First the cover:  dark, befitting the book pegged as the nigredo of the series, with the title in blood-red letters.  The dial (which does not seem to have the Roman numeral XX on it, unlike the teaser video on Twitter) presumably refers to the astrological/tarot element promised in the book.  Some have theorized that this represents the Hampton Court Clock Tower.  I love the lamppost, but am a bit disappointed to see figures that look more like the TV Robin and Cormoran than the book.  Where’s Strike’s pube hair? 

Onto the blurb:  

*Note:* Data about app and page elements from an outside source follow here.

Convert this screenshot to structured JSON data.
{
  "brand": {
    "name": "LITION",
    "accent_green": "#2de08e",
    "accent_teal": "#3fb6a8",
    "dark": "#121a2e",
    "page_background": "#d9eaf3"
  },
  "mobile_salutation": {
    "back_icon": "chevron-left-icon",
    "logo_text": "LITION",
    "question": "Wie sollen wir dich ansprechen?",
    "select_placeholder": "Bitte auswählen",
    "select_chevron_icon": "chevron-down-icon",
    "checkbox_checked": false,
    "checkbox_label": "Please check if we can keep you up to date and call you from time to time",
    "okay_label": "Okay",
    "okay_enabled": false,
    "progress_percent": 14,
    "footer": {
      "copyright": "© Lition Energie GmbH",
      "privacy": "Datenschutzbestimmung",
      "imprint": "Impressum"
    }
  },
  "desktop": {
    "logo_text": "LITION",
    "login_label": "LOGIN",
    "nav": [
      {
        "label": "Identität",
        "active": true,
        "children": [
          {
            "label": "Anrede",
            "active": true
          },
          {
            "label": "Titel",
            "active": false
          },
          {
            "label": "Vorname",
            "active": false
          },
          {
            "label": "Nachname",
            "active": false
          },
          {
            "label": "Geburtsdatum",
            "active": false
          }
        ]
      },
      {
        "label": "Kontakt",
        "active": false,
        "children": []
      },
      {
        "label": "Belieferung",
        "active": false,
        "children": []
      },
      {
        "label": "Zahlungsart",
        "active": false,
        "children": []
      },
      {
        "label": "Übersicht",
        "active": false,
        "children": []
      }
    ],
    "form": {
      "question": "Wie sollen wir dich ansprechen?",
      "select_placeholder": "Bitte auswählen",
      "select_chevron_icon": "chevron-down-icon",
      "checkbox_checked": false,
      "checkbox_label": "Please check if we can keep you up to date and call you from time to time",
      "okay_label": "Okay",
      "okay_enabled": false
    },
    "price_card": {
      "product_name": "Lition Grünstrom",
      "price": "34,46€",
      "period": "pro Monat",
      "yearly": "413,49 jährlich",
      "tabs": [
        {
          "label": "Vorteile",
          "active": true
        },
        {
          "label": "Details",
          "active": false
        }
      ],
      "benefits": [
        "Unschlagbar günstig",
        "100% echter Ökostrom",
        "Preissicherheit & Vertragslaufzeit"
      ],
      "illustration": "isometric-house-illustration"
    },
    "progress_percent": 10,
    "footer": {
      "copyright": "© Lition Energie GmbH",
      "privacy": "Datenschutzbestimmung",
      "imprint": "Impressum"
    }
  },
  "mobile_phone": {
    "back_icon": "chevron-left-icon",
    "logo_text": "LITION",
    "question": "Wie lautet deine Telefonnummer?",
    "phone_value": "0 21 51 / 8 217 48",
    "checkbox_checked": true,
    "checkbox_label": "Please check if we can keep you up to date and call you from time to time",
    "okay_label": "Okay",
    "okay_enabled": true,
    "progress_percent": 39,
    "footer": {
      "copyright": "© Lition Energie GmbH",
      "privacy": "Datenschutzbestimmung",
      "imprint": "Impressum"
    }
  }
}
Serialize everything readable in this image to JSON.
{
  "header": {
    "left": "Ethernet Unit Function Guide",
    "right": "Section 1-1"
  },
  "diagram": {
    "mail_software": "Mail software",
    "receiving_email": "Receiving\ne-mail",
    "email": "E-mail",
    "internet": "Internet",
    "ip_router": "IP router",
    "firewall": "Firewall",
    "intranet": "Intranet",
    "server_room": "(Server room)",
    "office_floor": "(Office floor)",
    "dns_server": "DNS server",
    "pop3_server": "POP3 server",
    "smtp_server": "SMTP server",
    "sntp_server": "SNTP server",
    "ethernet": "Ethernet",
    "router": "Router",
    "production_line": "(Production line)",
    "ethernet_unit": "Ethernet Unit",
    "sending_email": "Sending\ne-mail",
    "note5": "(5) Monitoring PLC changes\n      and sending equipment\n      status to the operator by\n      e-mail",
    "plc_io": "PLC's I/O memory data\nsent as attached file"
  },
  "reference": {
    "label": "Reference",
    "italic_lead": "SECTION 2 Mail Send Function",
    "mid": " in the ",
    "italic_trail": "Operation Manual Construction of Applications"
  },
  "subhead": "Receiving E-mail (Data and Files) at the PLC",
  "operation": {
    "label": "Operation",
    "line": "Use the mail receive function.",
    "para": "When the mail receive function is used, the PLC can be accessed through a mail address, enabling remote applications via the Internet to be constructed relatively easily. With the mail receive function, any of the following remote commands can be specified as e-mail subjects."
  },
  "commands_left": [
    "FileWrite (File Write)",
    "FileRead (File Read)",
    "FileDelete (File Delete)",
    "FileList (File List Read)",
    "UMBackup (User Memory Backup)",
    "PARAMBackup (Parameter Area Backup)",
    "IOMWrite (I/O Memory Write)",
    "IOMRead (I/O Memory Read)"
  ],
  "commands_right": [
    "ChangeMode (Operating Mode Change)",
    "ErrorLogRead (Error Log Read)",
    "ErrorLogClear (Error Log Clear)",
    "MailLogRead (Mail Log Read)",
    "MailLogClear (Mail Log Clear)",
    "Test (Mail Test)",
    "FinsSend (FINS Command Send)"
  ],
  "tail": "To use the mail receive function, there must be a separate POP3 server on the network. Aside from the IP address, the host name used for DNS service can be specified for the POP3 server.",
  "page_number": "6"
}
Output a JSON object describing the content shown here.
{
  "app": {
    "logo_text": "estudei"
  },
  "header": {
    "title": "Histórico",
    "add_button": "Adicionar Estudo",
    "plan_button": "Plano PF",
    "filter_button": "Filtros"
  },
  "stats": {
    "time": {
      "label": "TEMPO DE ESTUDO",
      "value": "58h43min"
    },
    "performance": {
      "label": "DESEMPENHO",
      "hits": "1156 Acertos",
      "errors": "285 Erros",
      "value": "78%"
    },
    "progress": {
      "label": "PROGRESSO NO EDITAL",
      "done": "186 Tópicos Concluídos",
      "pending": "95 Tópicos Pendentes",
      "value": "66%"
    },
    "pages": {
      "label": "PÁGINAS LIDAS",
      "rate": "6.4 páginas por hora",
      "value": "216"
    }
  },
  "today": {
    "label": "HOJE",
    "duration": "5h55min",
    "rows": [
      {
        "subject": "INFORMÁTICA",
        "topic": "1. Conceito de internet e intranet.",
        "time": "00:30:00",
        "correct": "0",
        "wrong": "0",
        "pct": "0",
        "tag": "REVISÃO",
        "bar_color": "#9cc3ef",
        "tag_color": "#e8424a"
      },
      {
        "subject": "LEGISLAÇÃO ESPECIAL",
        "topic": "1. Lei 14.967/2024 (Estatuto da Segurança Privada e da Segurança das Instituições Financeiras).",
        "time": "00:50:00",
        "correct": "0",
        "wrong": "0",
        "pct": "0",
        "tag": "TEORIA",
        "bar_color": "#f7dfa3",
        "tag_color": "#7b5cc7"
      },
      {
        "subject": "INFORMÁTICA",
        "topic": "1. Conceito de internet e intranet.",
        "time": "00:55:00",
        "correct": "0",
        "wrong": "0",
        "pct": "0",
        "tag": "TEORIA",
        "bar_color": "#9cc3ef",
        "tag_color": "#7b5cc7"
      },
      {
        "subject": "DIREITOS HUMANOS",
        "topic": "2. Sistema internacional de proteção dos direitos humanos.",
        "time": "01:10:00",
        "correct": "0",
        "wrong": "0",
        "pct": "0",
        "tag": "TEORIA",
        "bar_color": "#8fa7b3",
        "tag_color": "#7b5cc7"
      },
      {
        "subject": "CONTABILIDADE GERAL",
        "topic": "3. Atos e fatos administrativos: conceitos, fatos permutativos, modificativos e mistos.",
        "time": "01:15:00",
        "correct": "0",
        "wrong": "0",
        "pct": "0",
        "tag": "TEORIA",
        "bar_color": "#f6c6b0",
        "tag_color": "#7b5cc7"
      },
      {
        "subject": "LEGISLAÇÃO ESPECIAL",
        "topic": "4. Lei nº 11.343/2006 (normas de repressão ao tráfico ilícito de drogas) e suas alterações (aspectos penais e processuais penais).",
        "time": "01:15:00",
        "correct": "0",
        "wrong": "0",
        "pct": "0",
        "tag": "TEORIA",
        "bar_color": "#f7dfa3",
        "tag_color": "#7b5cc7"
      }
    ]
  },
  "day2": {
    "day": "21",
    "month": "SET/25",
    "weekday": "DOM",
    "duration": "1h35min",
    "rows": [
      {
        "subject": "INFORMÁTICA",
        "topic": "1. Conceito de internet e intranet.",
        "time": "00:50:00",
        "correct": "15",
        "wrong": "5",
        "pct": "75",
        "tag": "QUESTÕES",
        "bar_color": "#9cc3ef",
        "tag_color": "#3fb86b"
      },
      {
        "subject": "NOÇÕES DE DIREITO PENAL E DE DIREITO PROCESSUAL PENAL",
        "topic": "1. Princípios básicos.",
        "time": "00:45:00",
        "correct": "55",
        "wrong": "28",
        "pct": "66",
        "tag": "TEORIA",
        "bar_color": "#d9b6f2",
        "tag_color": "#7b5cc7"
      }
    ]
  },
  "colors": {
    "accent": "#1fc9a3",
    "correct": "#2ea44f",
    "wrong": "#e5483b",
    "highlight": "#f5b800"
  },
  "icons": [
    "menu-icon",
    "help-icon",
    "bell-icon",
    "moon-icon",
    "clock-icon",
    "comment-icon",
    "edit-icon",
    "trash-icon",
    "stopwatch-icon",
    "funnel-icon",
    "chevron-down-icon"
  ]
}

Already we can see some echoes to the third book of the series, which featured a psychopathic serial killer giving lots of unwanted attention, to put it mildly, to the Titian-haired Temp.  Career of Evil was also a look back at the past, with Strike forced to confront two past cases–one successful, one not– as well as his loser stepfather.  Here we, go back even further, to an unsolved disappearance, which, as astute Twitterers have already pointed out, occurred the very year of Cormoran’s birth.  Coincidence?  Will his digging into events in his hometown that occurred the year of his birth lead him to address a few of the questions of his own past?  Including the fact that neither Cormoran’s birth nor a DNA test broke up Jonny Rokeby’s marriage.  This could lead to connections to Order of the Phoenix, where Harry has to confront the meaning of a prophecy referring to his own birth. 

Other intriguing elements.  I am tickled pink that the mystery starts in Cornwall when Cormoran is visiting family– I have wanted to meet Uncle Ted and Aunt Joan for some time now. The missing woman, on the other hand, has a surname that suggests she is from the north–  specifically, Bamburgh, a tiny village on the coast of Northumberland (about 2 hours north of Robin’s home town of Masham) and home to a famous castle and mysterious sword.  Is this site destined to join the White Horse of Uffington as a stop on the Strike fan pilgrimage tour? 

Cornwall, in addition to being home to Ted and Joan, was also the home and burial place of Pamela “Pixie” Coleman Smith, illustrator of the world’s best known tarot deck, and the subject of a recent biography. It is also the site of the Museum of Witchcraft and Magic, which apparently includes a tarot reading machine, pictured above. Expect Cormoran to visit there—  I hope he brings Robin with him!

It’s hard to believe Cormoran and Robin will spend too much time on the road, though, with all they have goingon in London. It looks like the agency is thriving but The Flobberworm is being his difficult self regarding the divorce. I am still pulling for Robs to get her half of their flat proceeds sale. And who, pray tell, is the “unwanted male” paying her attention? The only one who has expressed interest in her so far is Spanner, and he seems nice enough to take a hint.  Could the belligerent and hard-drinking Tom Turvey be trying to avenge himself on Matthew by pursuing Robin? 

I don’t see how some of my other predictions:  the return of Whittaker, the emergence of Strike’s baby brother Switch (unless he is part of the family reunion in Cornwall–could he be seeking out his mother’s relatives after all these years, with Strike persuaded to go meet him?), an educational setting, and the death of either Shanker or Vanessa are going to work their way in, yet.  But, at 944 pages, a third longer than Lethal White and twice as long as the first three books in the series, there is plenty of room for sub-plots. 

One final note:  the missing woman is named Margot, a variation of Margaret.  So is Daisy, heroine of The Ickabog.  Any particular reason JKR would be particularly fond of that name? 

Counting down to September 15th.